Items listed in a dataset
◇ ◇ ◇

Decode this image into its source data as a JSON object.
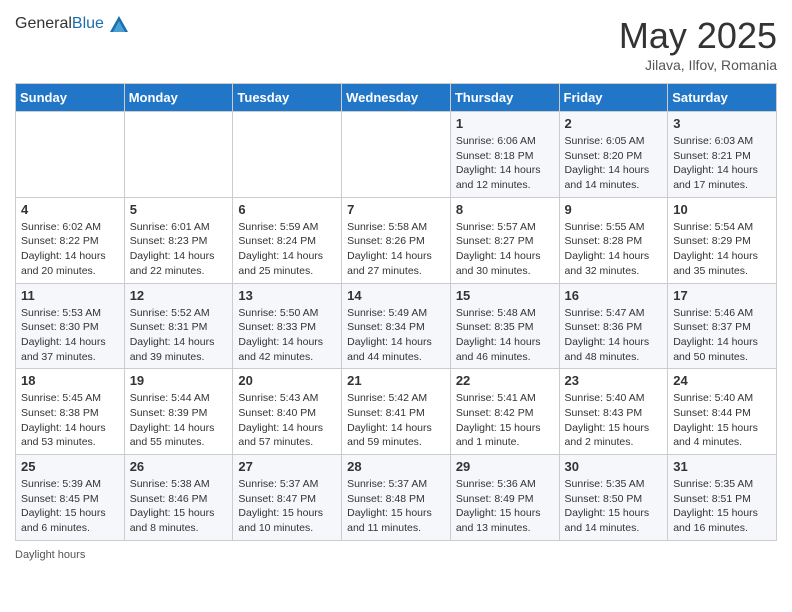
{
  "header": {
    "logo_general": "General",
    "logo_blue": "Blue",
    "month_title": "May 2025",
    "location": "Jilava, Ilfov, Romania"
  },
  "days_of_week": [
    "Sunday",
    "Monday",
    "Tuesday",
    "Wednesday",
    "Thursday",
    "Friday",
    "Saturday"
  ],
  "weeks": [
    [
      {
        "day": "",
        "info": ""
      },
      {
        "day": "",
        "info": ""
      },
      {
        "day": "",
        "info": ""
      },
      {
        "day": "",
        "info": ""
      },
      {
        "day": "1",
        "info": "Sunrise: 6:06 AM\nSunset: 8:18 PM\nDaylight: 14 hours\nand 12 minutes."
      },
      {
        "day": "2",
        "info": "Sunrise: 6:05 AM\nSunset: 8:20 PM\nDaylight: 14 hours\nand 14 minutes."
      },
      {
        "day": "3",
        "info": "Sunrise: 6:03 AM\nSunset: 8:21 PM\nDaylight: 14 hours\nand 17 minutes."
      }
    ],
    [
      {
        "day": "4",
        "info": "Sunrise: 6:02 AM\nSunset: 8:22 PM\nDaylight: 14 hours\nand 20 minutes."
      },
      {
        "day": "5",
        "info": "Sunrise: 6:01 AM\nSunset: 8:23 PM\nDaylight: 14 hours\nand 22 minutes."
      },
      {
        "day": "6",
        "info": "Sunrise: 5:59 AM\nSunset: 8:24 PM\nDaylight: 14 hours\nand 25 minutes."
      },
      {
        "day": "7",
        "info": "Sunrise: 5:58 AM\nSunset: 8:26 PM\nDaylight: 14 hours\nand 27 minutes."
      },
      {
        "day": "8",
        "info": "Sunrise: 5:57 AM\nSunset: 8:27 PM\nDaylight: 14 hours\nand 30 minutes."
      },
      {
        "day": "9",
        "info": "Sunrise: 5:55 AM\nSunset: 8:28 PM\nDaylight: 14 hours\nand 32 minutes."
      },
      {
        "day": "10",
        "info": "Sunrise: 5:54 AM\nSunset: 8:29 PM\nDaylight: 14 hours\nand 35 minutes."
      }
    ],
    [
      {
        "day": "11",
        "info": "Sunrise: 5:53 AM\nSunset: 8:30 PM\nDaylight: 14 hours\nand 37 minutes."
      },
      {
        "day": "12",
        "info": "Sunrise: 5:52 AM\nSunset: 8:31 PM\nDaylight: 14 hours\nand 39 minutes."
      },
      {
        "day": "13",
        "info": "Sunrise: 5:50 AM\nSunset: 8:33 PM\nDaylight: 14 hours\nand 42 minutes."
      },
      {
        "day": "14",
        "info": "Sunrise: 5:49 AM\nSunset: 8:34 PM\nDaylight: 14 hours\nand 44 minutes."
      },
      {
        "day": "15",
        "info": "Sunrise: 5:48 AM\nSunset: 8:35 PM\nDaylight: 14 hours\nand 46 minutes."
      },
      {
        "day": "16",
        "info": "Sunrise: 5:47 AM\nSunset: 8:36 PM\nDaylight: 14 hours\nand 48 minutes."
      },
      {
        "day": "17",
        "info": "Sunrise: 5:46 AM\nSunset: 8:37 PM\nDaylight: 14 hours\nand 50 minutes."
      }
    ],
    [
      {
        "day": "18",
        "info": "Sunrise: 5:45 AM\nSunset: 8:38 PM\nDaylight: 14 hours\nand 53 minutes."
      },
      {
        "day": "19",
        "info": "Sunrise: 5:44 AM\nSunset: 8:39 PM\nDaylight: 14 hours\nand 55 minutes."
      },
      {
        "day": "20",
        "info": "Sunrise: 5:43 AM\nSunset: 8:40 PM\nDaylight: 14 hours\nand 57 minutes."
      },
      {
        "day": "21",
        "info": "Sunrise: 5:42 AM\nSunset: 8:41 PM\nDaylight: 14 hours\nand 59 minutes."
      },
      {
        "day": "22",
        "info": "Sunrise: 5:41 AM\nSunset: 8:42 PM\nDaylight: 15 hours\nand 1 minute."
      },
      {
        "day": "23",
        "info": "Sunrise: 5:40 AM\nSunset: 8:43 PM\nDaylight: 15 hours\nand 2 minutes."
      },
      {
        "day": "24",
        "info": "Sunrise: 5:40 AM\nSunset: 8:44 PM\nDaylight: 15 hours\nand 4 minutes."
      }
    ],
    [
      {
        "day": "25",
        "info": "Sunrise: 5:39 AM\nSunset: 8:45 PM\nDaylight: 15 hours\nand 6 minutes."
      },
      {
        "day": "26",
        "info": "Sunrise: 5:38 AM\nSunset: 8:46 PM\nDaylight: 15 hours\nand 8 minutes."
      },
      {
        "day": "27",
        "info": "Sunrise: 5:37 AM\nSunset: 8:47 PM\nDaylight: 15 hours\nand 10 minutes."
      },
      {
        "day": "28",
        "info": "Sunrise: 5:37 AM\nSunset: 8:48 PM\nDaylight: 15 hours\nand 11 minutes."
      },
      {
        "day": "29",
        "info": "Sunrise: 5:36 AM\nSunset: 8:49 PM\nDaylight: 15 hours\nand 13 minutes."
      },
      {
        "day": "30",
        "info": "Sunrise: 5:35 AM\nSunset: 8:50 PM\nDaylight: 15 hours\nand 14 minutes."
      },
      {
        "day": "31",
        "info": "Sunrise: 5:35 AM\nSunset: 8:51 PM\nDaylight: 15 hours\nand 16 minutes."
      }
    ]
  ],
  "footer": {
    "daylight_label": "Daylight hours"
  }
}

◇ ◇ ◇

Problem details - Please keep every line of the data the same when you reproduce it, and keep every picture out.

Response to this exercise -
Decode this image into its source data as a JSON object.
{
  "header": {
    "logo_general": "General",
    "logo_blue": "Blue",
    "month_title": "May 2025",
    "location": "Jilava, Ilfov, Romania"
  },
  "days_of_week": [
    "Sunday",
    "Monday",
    "Tuesday",
    "Wednesday",
    "Thursday",
    "Friday",
    "Saturday"
  ],
  "weeks": [
    [
      {
        "day": "",
        "info": ""
      },
      {
        "day": "",
        "info": ""
      },
      {
        "day": "",
        "info": ""
      },
      {
        "day": "",
        "info": ""
      },
      {
        "day": "1",
        "info": "Sunrise: 6:06 AM\nSunset: 8:18 PM\nDaylight: 14 hours\nand 12 minutes."
      },
      {
        "day": "2",
        "info": "Sunrise: 6:05 AM\nSunset: 8:20 PM\nDaylight: 14 hours\nand 14 minutes."
      },
      {
        "day": "3",
        "info": "Sunrise: 6:03 AM\nSunset: 8:21 PM\nDaylight: 14 hours\nand 17 minutes."
      }
    ],
    [
      {
        "day": "4",
        "info": "Sunrise: 6:02 AM\nSunset: 8:22 PM\nDaylight: 14 hours\nand 20 minutes."
      },
      {
        "day": "5",
        "info": "Sunrise: 6:01 AM\nSunset: 8:23 PM\nDaylight: 14 hours\nand 22 minutes."
      },
      {
        "day": "6",
        "info": "Sunrise: 5:59 AM\nSunset: 8:24 PM\nDaylight: 14 hours\nand 25 minutes."
      },
      {
        "day": "7",
        "info": "Sunrise: 5:58 AM\nSunset: 8:26 PM\nDaylight: 14 hours\nand 27 minutes."
      },
      {
        "day": "8",
        "info": "Sunrise: 5:57 AM\nSunset: 8:27 PM\nDaylight: 14 hours\nand 30 minutes."
      },
      {
        "day": "9",
        "info": "Sunrise: 5:55 AM\nSunset: 8:28 PM\nDaylight: 14 hours\nand 32 minutes."
      },
      {
        "day": "10",
        "info": "Sunrise: 5:54 AM\nSunset: 8:29 PM\nDaylight: 14 hours\nand 35 minutes."
      }
    ],
    [
      {
        "day": "11",
        "info": "Sunrise: 5:53 AM\nSunset: 8:30 PM\nDaylight: 14 hours\nand 37 minutes."
      },
      {
        "day": "12",
        "info": "Sunrise: 5:52 AM\nSunset: 8:31 PM\nDaylight: 14 hours\nand 39 minutes."
      },
      {
        "day": "13",
        "info": "Sunrise: 5:50 AM\nSunset: 8:33 PM\nDaylight: 14 hours\nand 42 minutes."
      },
      {
        "day": "14",
        "info": "Sunrise: 5:49 AM\nSunset: 8:34 PM\nDaylight: 14 hours\nand 44 minutes."
      },
      {
        "day": "15",
        "info": "Sunrise: 5:48 AM\nSunset: 8:35 PM\nDaylight: 14 hours\nand 46 minutes."
      },
      {
        "day": "16",
        "info": "Sunrise: 5:47 AM\nSunset: 8:36 PM\nDaylight: 14 hours\nand 48 minutes."
      },
      {
        "day": "17",
        "info": "Sunrise: 5:46 AM\nSunset: 8:37 PM\nDaylight: 14 hours\nand 50 minutes."
      }
    ],
    [
      {
        "day": "18",
        "info": "Sunrise: 5:45 AM\nSunset: 8:38 PM\nDaylight: 14 hours\nand 53 minutes."
      },
      {
        "day": "19",
        "info": "Sunrise: 5:44 AM\nSunset: 8:39 PM\nDaylight: 14 hours\nand 55 minutes."
      },
      {
        "day": "20",
        "info": "Sunrise: 5:43 AM\nSunset: 8:40 PM\nDaylight: 14 hours\nand 57 minutes."
      },
      {
        "day": "21",
        "info": "Sunrise: 5:42 AM\nSunset: 8:41 PM\nDaylight: 14 hours\nand 59 minutes."
      },
      {
        "day": "22",
        "info": "Sunrise: 5:41 AM\nSunset: 8:42 PM\nDaylight: 15 hours\nand 1 minute."
      },
      {
        "day": "23",
        "info": "Sunrise: 5:40 AM\nSunset: 8:43 PM\nDaylight: 15 hours\nand 2 minutes."
      },
      {
        "day": "24",
        "info": "Sunrise: 5:40 AM\nSunset: 8:44 PM\nDaylight: 15 hours\nand 4 minutes."
      }
    ],
    [
      {
        "day": "25",
        "info": "Sunrise: 5:39 AM\nSunset: 8:45 PM\nDaylight: 15 hours\nand 6 minutes."
      },
      {
        "day": "26",
        "info": "Sunrise: 5:38 AM\nSunset: 8:46 PM\nDaylight: 15 hours\nand 8 minutes."
      },
      {
        "day": "27",
        "info": "Sunrise: 5:37 AM\nSunset: 8:47 PM\nDaylight: 15 hours\nand 10 minutes."
      },
      {
        "day": "28",
        "info": "Sunrise: 5:37 AM\nSunset: 8:48 PM\nDaylight: 15 hours\nand 11 minutes."
      },
      {
        "day": "29",
        "info": "Sunrise: 5:36 AM\nSunset: 8:49 PM\nDaylight: 15 hours\nand 13 minutes."
      },
      {
        "day": "30",
        "info": "Sunrise: 5:35 AM\nSunset: 8:50 PM\nDaylight: 15 hours\nand 14 minutes."
      },
      {
        "day": "31",
        "info": "Sunrise: 5:35 AM\nSunset: 8:51 PM\nDaylight: 15 hours\nand 16 minutes."
      }
    ]
  ],
  "footer": {
    "daylight_label": "Daylight hours"
  }
}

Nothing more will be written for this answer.